Supporters as well as some critics of the space station say that this is an astoundingly poor way to make major decisions on costly and complex national programs. They also say it calls into question the nation's ability and will to lead in any sphere of space activity.

Statesmanlike consideration of the national interest in, for example, competing effectively with the Europeans and the Soviets is not a part of the process, Malow said.

"I don't think we factor in" such concerns, he told a gathering of station supporters at a seminar last week. "When we look at the budget crisis we're in, I think that kind of thing gets lost."

"It would be interesting to try to explain to Gorbachev what is going on . . . how we got in a situation of setting what we think are national priorities through the choices we make in short-term budget adjustments," said John Logsdon of George Washington University, a space policy analyst.

While the United States is at a watershed decision point, Europe, Japan and the Soviet Union, among other nations, are committed to moving ahead in space, he said.

"If we back off at this point, we can't possibly sustain a claim to leadership in space . . . The question captured in the space station decision is whether the United States wants to remain" as one of the four leading nations in space.

Ian Pryke, of the European Space Agency's Washington office, said the space station's budget prospects for at least the next two fiscal years have his agency "concerned . . . . In my personal opinion, the viability of the program must be questioned."

He said it is not clear what impact a major delay and redesign in the station would have on the European role. If the station were canceled, he said, ESA most likely "would reorient our Columbus program to go ahead alone." Columbus is a $3.7 billion package that includes a manned module to be connected to the U.S. station as well as a free-flying man-tended station to orbit nearby and a polar Earth-observation platform.

The civil space program amounts to 0.7 percent of the national budget, supporters point out, and has not kept pace with inflation since the Apollo moon program ended.

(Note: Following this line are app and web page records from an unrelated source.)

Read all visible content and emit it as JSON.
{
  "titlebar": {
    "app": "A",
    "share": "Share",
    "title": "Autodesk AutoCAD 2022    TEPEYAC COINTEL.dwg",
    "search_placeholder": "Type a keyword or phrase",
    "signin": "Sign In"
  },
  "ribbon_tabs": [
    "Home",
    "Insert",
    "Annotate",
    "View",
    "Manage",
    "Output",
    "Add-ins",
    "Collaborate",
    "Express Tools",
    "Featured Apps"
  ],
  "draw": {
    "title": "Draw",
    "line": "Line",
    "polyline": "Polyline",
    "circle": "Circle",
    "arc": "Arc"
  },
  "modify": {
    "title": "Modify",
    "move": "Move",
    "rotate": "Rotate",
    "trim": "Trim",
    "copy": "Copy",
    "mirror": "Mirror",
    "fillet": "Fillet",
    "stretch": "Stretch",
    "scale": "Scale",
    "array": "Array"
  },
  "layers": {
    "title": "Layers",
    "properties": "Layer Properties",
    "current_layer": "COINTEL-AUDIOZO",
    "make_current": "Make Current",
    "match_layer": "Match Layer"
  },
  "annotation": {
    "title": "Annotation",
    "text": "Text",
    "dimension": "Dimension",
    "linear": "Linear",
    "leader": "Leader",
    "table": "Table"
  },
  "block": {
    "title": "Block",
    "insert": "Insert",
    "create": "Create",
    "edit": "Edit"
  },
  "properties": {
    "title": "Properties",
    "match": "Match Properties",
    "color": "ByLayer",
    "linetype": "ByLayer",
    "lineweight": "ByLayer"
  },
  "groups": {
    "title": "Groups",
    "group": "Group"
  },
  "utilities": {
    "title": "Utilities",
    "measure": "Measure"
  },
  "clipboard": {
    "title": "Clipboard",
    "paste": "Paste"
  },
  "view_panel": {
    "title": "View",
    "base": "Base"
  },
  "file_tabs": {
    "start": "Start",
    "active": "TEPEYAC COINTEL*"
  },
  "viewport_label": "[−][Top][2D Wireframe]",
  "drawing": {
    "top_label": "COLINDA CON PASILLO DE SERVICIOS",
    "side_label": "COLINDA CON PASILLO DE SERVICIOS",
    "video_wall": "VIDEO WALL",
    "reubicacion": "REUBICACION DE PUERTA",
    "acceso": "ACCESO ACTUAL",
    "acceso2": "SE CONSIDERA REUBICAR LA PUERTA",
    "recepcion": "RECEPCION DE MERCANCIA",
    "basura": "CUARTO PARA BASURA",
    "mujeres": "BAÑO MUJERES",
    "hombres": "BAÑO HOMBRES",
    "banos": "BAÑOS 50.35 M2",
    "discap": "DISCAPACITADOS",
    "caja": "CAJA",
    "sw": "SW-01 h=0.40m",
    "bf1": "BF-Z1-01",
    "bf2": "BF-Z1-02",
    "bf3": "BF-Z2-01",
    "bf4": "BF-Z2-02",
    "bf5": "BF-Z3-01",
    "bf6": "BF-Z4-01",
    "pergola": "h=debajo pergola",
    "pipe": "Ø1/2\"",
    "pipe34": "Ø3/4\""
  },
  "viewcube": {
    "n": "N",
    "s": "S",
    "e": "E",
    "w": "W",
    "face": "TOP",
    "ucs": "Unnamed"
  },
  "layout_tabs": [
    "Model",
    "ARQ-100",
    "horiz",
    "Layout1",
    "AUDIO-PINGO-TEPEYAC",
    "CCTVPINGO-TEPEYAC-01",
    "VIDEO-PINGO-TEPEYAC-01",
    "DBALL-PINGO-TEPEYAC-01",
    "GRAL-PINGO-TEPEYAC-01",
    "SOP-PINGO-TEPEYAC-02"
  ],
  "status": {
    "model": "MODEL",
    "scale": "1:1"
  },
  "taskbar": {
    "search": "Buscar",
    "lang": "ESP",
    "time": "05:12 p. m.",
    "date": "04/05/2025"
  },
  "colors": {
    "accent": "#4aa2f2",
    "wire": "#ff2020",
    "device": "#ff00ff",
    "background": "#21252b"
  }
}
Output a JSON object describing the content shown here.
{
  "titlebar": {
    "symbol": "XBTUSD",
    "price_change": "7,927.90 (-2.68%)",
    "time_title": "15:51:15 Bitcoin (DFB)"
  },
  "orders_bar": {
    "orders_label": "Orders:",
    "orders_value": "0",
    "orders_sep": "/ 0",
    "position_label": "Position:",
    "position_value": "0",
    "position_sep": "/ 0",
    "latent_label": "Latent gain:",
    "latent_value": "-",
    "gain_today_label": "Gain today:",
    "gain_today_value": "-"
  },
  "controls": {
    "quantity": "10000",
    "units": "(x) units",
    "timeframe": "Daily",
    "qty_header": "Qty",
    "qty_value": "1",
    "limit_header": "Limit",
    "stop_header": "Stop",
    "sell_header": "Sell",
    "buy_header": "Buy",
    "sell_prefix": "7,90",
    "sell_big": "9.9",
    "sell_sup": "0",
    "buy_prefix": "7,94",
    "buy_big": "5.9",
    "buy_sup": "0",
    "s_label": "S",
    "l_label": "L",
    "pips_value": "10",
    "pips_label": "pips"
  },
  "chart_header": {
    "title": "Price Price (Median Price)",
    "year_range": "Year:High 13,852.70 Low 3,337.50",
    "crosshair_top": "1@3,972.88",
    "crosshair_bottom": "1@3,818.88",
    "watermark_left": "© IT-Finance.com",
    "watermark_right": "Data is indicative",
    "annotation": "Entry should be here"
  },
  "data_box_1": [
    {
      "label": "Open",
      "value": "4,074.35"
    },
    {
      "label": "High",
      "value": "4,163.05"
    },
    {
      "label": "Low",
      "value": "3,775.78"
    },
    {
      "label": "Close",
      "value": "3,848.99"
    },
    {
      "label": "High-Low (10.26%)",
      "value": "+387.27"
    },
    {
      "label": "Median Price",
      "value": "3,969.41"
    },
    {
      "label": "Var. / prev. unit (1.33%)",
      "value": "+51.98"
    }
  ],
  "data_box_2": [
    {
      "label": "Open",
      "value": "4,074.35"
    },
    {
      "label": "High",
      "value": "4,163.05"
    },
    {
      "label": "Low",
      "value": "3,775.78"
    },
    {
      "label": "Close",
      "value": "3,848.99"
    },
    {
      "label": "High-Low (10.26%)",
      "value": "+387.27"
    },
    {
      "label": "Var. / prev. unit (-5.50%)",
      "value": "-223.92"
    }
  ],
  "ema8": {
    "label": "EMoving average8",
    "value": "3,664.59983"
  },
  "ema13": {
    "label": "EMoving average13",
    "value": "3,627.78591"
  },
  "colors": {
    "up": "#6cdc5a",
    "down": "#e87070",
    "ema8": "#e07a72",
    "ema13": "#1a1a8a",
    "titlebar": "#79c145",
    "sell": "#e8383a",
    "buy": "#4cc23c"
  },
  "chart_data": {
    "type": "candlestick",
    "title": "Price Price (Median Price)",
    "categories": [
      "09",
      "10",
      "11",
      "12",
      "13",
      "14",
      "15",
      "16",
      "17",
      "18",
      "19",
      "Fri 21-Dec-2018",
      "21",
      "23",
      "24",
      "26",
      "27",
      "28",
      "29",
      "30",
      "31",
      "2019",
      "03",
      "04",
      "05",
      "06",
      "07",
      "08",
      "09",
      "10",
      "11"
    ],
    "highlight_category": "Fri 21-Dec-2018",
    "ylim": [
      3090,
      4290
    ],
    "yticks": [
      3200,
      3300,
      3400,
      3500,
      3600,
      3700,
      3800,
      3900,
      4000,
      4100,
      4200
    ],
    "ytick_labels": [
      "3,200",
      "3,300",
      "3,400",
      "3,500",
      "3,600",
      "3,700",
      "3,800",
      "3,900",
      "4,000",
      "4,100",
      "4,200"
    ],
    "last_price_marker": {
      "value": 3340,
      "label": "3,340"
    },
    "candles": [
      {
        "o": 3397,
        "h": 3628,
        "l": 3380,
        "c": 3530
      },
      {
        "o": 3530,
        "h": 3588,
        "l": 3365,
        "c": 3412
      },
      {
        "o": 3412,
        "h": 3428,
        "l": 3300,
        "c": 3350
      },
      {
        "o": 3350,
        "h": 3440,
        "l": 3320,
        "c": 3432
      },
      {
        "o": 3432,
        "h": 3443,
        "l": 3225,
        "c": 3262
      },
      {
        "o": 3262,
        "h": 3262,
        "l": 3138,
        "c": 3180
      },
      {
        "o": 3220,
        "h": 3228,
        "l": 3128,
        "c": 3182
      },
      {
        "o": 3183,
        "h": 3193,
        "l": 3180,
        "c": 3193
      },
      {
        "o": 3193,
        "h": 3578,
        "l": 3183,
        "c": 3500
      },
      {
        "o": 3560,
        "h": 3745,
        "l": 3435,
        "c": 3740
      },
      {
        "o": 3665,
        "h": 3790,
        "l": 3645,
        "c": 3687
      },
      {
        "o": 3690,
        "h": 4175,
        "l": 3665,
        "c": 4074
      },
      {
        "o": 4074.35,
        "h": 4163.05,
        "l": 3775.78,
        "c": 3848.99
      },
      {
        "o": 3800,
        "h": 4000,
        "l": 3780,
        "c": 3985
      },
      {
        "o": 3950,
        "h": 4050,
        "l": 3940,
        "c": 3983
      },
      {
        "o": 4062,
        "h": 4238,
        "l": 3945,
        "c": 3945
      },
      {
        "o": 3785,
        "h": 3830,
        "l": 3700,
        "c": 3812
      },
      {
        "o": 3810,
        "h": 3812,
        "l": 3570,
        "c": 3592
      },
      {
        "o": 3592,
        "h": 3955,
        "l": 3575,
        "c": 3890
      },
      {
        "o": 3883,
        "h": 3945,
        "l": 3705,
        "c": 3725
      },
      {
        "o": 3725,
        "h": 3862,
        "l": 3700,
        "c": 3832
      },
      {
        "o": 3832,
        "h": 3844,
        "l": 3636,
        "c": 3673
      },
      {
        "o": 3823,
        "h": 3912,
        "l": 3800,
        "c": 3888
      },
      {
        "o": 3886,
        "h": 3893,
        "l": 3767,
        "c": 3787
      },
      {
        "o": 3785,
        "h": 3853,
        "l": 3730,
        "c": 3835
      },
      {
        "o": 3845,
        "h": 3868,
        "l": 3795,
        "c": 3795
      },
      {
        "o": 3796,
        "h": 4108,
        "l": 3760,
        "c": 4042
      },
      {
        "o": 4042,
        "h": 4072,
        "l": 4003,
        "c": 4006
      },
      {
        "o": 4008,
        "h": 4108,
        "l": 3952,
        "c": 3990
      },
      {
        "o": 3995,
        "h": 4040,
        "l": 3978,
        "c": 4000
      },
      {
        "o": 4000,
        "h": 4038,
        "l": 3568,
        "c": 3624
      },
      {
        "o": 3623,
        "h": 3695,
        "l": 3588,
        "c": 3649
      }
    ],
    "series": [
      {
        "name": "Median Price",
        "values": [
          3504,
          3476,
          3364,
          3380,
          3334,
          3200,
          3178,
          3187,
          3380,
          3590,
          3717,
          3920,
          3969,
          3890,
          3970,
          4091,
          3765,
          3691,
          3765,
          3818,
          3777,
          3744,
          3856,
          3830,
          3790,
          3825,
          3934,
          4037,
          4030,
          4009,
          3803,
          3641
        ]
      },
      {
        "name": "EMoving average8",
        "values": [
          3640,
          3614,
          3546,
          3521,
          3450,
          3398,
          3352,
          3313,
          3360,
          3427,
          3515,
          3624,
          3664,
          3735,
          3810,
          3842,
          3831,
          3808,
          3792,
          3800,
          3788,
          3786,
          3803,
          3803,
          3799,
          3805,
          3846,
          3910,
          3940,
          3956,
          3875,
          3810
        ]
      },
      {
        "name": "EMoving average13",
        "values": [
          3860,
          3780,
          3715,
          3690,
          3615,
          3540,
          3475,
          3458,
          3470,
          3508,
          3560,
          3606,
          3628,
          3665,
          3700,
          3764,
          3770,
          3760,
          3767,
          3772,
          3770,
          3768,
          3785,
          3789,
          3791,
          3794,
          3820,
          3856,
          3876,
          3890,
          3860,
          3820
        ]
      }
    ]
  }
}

Unless this changes, development of the space station is expected to dominate the space budget for the next decade, as the shuttle did the last, leaving little money for planetary science and other projects.

Some critics have questioned the station's design, saying it is foolish to proceed with the project before the nation has decided on a blueprint for the future -- whether, for example it wants to use the station to mount a manned expedition to Mars. Station supporters acknowledge that the design is a compromise, like many such facilities on the ground, and argue that the orbiting laboratory will be needed no matter which strategy is chosen. They say the basic initial design can be adapted to a variety of purposes as these decisions are made.

However, to undertake any of the major initiatives outlined in recent policy studies -- ranging from a relatively modest expanded Earth-studies program to ambitious plans for a lunar base and/or a manned mission to Mars -- will require a steep increase in the NASA budget for years to come.

Instead, the prospect is for minimal budget growth and an annual struggle just to develop the fundamental infrastructure of a real space program, such as the reliable Earth-to-orbit transportation it now lacks. "There's a lot in NASA that is not going to be happening," a congressional source said.

This state of affairs has brought increasingly strident complaints from Democrats, Republicans and NASA managers about the lack of leadership anywhere, especially from the White House, in support of the space program.

Garn, a leading supporter of the space program, last week vented his spleen against the president, who he said has provided "no leadership whatsoever" on the issue.

Stofan said, "There is a lack of leadership in the White House, OMB, the Congress and NASA . . . . We need it in all those areas if we're going to get through this crisis we're in."

The president endorsed construction of the space station in his 1984 State of the Union address but since then has done virtually nothing to support it, according to congressional sources in both parties. Recent pleas for a letter from the White House indicating the importance of the station have been rejected, they said.